### Problem to solve
What is needed is an exact copy of the records below, with the pictures left out.

### Website and app data records
**********

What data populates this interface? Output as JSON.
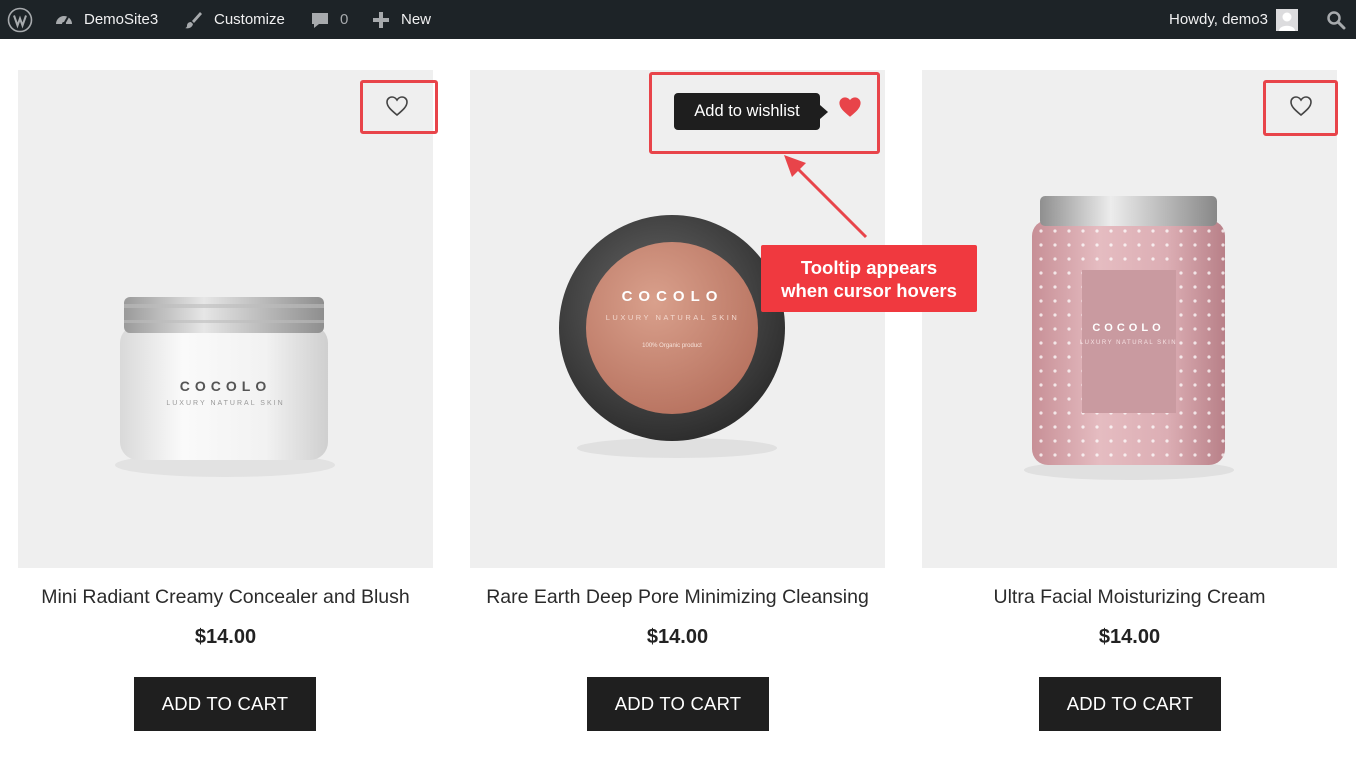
{
  "adminbar": {
    "site_name": "DemoSite3",
    "customize": "Customize",
    "comments_count": "0",
    "new": "New",
    "greeting": "Howdy, demo3",
    "icons": [
      "wordpress-icon",
      "dashboard-icon",
      "brush-icon",
      "comment-icon",
      "plus-icon",
      "avatar",
      "search-icon"
    ]
  },
  "products": [
    {
      "title": "Mini Radiant Creamy Concealer and Blush",
      "price": "$14.00",
      "cart_label": "ADD TO CART",
      "brand": "COCOLO",
      "tagline": "LUXURY NATURAL SKIN",
      "wishlisted": false
    },
    {
      "title": "Rare Earth Deep Pore Minimizing Cleansing",
      "price": "$14.00",
      "cart_label": "ADD TO CART",
      "brand": "COCOLO",
      "tagline": "LUXURY NATURAL SKIN",
      "organic": "100% Organic product",
      "wishlisted": true
    },
    {
      "title": "Ultra Facial Moisturizing Cream",
      "price": "$14.00",
      "cart_label": "ADD TO CART",
      "brand": "COCOLO",
      "tagline": "LUXURY NATURAL SKIN",
      "wishlisted": false
    }
  ],
  "tooltip": "Add to wishlist",
  "callout": {
    "line1": "Tooltip appears",
    "line2": "when cursor hovers"
  },
  "colors": {
    "adminbar": "#1d2327",
    "highlight": "#e8444a",
    "callout": "#f0393f",
    "heart_filled": "#e8444a",
    "button": "#1f1f1f"
  }
}
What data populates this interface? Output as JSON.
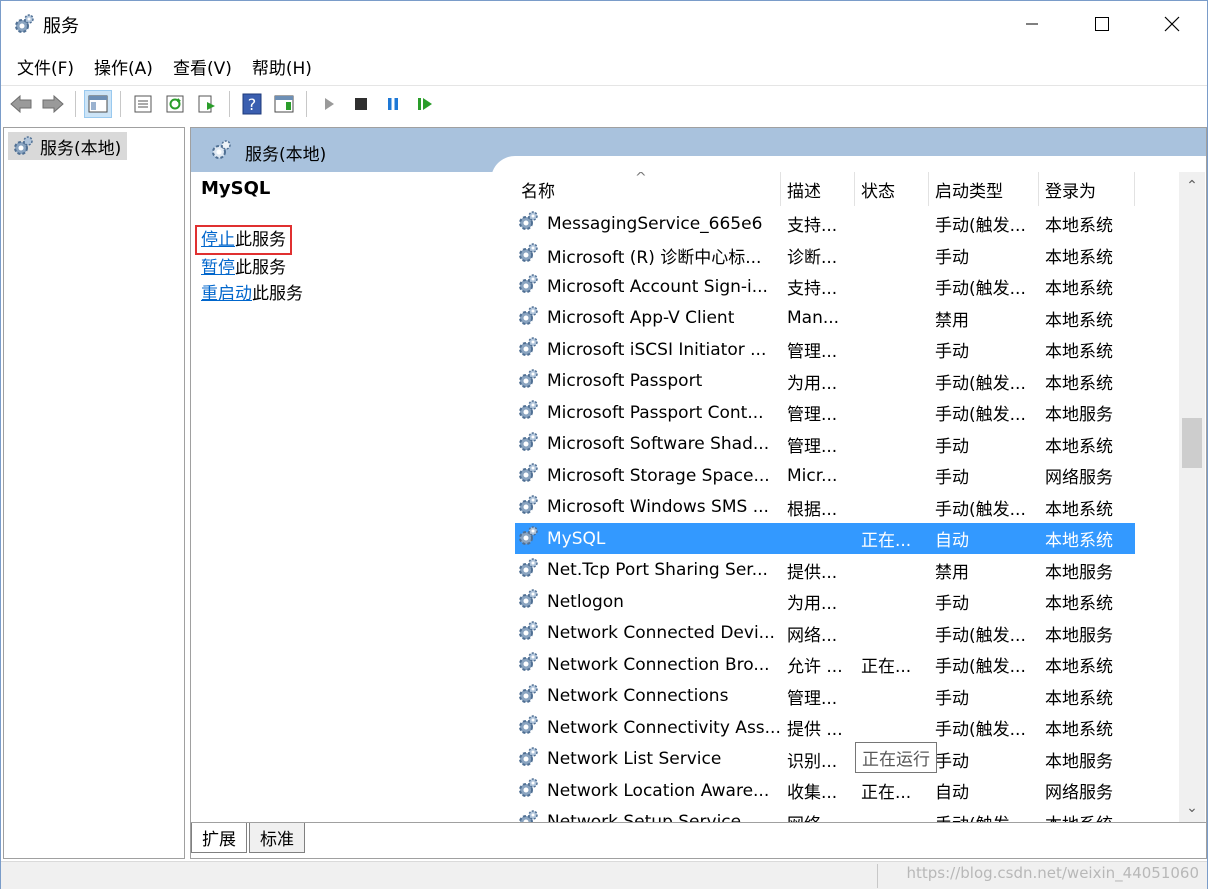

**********

### Output of the task
What data populates this interface? Output as JSON.
{
  "adminbar": {
    "site_name": "DemoSite3",
    "customize": "Customize",
    "comments_count": "0",
    "new": "New",
    "greeting": "Howdy, demo3",
    "icons": [
      "wordpress-icon",
      "dashboard-icon",
      "brush-icon",
      "comment-icon",
      "plus-icon",
      "avatar",
      "search-icon"
    ]
  },
  "products": [
    {
      "title": "Mini Radiant Creamy Concealer and Blush",
      "price": "$14.00",
      "cart_label": "ADD TO CART",
      "brand": "COCOLO",
      "tagline": "LUXURY NATURAL SKIN",
      "wishlisted": false
    },
    {
      "title": "Rare Earth Deep Pore Minimizing Cleansing",
      "price": "$14.00",
      "cart_label": "ADD TO CART",
      "brand": "COCOLO",
      "tagline": "LUXURY NATURAL SKIN",
      "organic": "100% Organic product",
      "wishlisted": true
    },
    {
      "title": "Ultra Facial Moisturizing Cream",
      "price": "$14.00",
      "cart_label": "ADD TO CART",
      "brand": "COCOLO",
      "tagline": "LUXURY NATURAL SKIN",
      "wishlisted": false
    }
  ],
  "tooltip": "Add to wishlist",
  "callout": {
    "line1": "Tooltip appears",
    "line2": "when cursor hovers"
  },
  "colors": {
    "adminbar": "#1d2327",
    "highlight": "#e8444a",
    "callout": "#f0393f",
    "heart_filled": "#e8444a",
    "button": "#1f1f1f"
  }
}
What data populates this interface? Output as JSON.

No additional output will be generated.